Reconciliation between Second king of Israel, David united the northern and southern kingdoms. More and The son of King David who tried to usurp David's throne. More (vv. 21-33) is brought about through the use of a subterfuge, masterminded by David's military commander who killed Absalom More and carried out by an accomplished actress from the village of Tekoa, outside of Bethlehem.
In order to bring about reconciliation with Absalom, Joab makes use of a “wise woman” from Tekoa to trick David into allowing Absalom’s return. The story is structured concentrically:
A Joab knows (yada) David’s situation (v. 1)
B Joab’s scheme (vv. 2-3)
C The wise woman’s A parable is a brief story with a setting, an action, and a result. A prominent aspect of Jesus' teaching was telling parables to illustrate something about the kingdom, or reign, of God. More (vv. 4-10)
D The wise woman pleads for her son’s life (v. 11a)
D′ David grants her request (v. 11b)
C′ The wise woman’s parable applied (vv. 12-17)
B′ Joab’s scheme discovered (vv. 18-19)
A′ David knows (yada) all (v. 20)

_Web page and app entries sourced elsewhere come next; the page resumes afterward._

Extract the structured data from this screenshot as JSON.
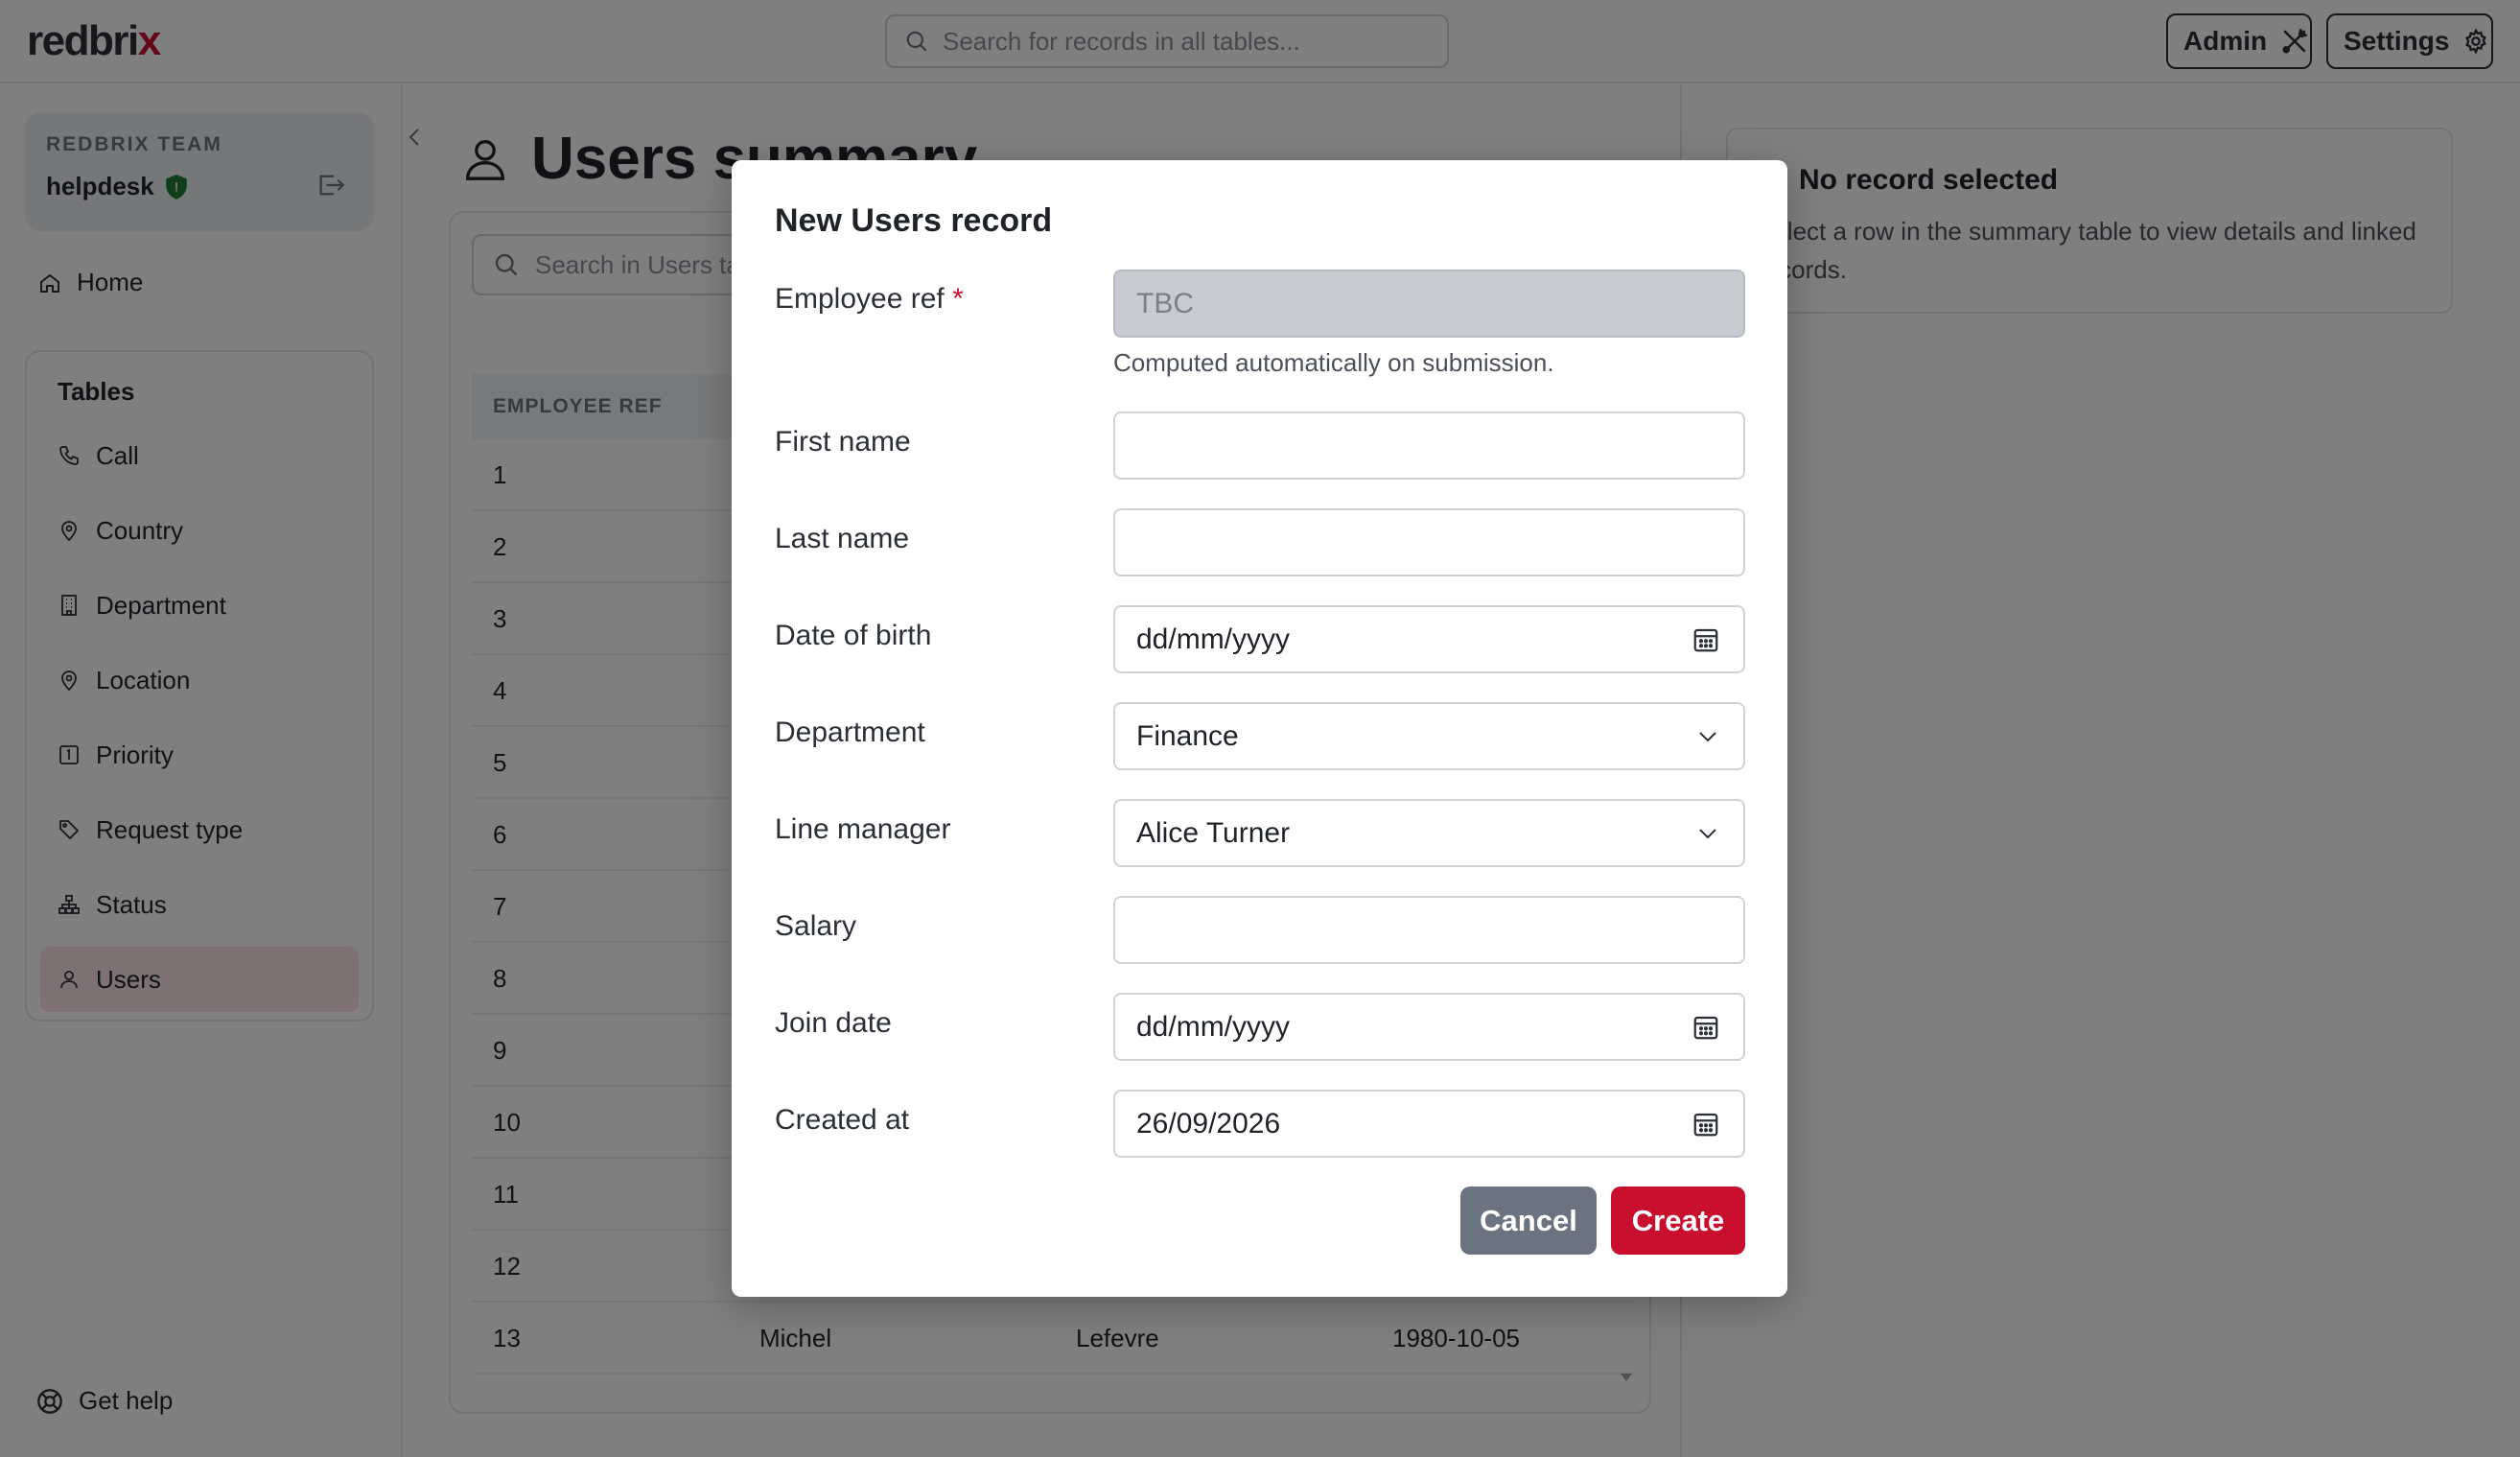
{
  "app": {
    "logo_main": "redbri",
    "logo_accent": "x"
  },
  "topbar": {
    "search_placeholder": "Search for records in all tables...",
    "admin_label": "Admin",
    "settings_label": "Settings"
  },
  "sidebar": {
    "team_label": "REDBRIX TEAM",
    "team_name": "helpdesk",
    "home_label": "Home",
    "tables_title": "Tables",
    "items": [
      {
        "label": "Call",
        "icon": "phone-icon"
      },
      {
        "label": "Country",
        "icon": "map-pin-icon"
      },
      {
        "label": "Department",
        "icon": "building-icon"
      },
      {
        "label": "Location",
        "icon": "map-pin-icon"
      },
      {
        "label": "Priority",
        "icon": "number-one-icon"
      },
      {
        "label": "Request type",
        "icon": "tag-icon"
      },
      {
        "label": "Status",
        "icon": "hierarchy-icon"
      },
      {
        "label": "Users",
        "icon": "user-icon"
      }
    ],
    "active_item": "Users",
    "help_label": "Get help"
  },
  "main": {
    "title": "Users summary",
    "table_search_placeholder": "Search in Users table...",
    "columns": [
      "EMPLOYEE REF"
    ],
    "rows": [
      {
        "ref": "1"
      },
      {
        "ref": "2"
      },
      {
        "ref": "3"
      },
      {
        "ref": "4"
      },
      {
        "ref": "5"
      },
      {
        "ref": "6"
      },
      {
        "ref": "7"
      },
      {
        "ref": "8"
      },
      {
        "ref": "9"
      },
      {
        "ref": "10"
      },
      {
        "ref": "11"
      },
      {
        "ref": "12"
      },
      {
        "ref": "13",
        "first": "Michel",
        "last": "Lefevre",
        "dob": "1980-10-05"
      }
    ]
  },
  "detail": {
    "title": "No record selected",
    "text": "Select a row in the summary table to view details and linked records."
  },
  "modal": {
    "title": "New Users record",
    "fields": {
      "employee_ref": {
        "label": "Employee ref",
        "required_mark": "*",
        "value": "TBC",
        "help": "Computed automatically on submission."
      },
      "first_name": {
        "label": "First name",
        "value": ""
      },
      "last_name": {
        "label": "Last name",
        "value": ""
      },
      "date_of_birth": {
        "label": "Date of birth",
        "value": "dd/mm/yyyy"
      },
      "department": {
        "label": "Department",
        "value": "Finance"
      },
      "line_manager": {
        "label": "Line manager",
        "value": "Alice Turner"
      },
      "salary": {
        "label": "Salary",
        "value": ""
      },
      "join_date": {
        "label": "Join date",
        "value": "dd/mm/yyyy"
      },
      "created_at": {
        "label": "Created at",
        "value": "26/09/2026"
      }
    },
    "cancel_label": "Cancel",
    "create_label": "Create"
  },
  "colors": {
    "accent": "#c8102e",
    "cancel": "#6b7280",
    "active_nav": "#fbe3e6"
  }
}
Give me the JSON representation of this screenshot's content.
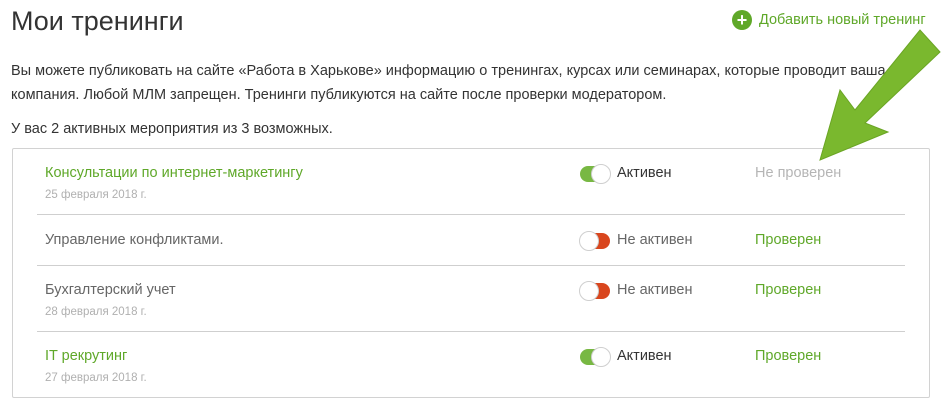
{
  "header": {
    "title": "Мои тренинги",
    "add_label": "Добавить новый тренинг",
    "add_icon": "plus-circle-icon"
  },
  "intro": {
    "text": "Вы можете публиковать на сайте «Работа в Харькове» информацию о тренингах, курсах или семинарах, которые проводит ваша компания. Любой МЛМ запрещен. Тренинги публикуются на сайте после проверки модератором."
  },
  "summary": {
    "text": "У вас 2 активных мероприятия из 3 возможных."
  },
  "trainings": [
    {
      "title": "Консультации по интернет-маркетингу",
      "date": "25 февраля 2018 г.",
      "active": true,
      "status": "Активен",
      "moderation": "Не проверен",
      "moderated": false
    },
    {
      "title": "Управление конфликтами.",
      "date": "",
      "active": false,
      "status": "Не активен",
      "moderation": "Проверен",
      "moderated": true
    },
    {
      "title": "Бухгалтерский учет",
      "date": "28 февраля 2018 г.",
      "active": false,
      "status": "Не активен",
      "moderation": "Проверен",
      "moderated": true
    },
    {
      "title": "IT рекрутинг",
      "date": "27 февраля 2018 г.",
      "active": true,
      "status": "Активен",
      "moderation": "Проверен",
      "moderated": true
    }
  ],
  "colors": {
    "accent_green": "#5fa829",
    "toggle_on": "#78b843",
    "toggle_off": "#d9461e",
    "arrow": "#7ab82e"
  },
  "icons": {
    "pointer_arrow": "arrow-pointer-icon"
  }
}
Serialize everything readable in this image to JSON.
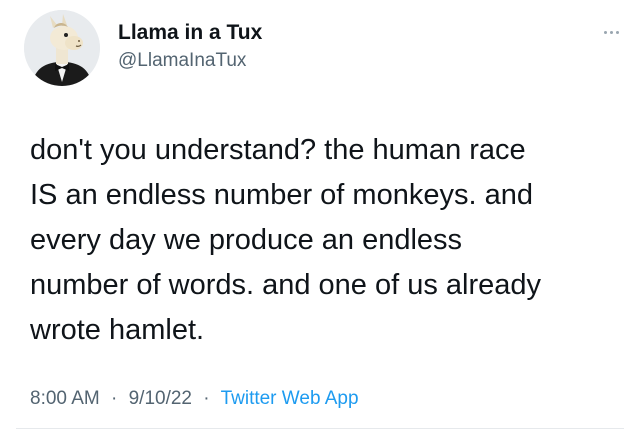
{
  "author": {
    "display_name": "Llama in a Tux",
    "handle": "@LlamaInaTux",
    "avatar_icon": "llama-in-tuxedo-avatar"
  },
  "more_icon": "ellipsis-icon",
  "tweet_lines": [
    "don't you understand? the human race",
    "IS an endless number of monkeys. and",
    "every day we produce an endless",
    "number of words. and one of us already",
    "wrote hamlet."
  ],
  "meta": {
    "time": "8:00 AM",
    "separator": "·",
    "date": "9/10/22",
    "source": "Twitter Web App"
  },
  "colors": {
    "text": "#0f1419",
    "secondary": "#536471",
    "link": "#1d9bf0"
  }
}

As the structure makes clear, the story revolves around a parable put forth by the wise woman (vv. 4-9). As had The prophet who condemned David for adultery and promised that God would establish a Davidic dynasty More (12:1-4), she weaves a narrative that is similar to but not identical with the actual facts in order to hoist David on his own petard. In addition, she is a talented actress who acts out the tale and dresses accordingly. David is no match for the conspiracy. He agrees to bring Absalom back. In a subtle stroke of genius, the author has refrained from using the name “David,” referring to David as “the king” throughout the chapter. This suggests that David, though duped into allowing the return of his son, is functioning as “the king” and not as “David” or as a parent. The reconciliation is purely formal and testifies to his parental weakness in this half of the book, a weakness that will have political repercussions.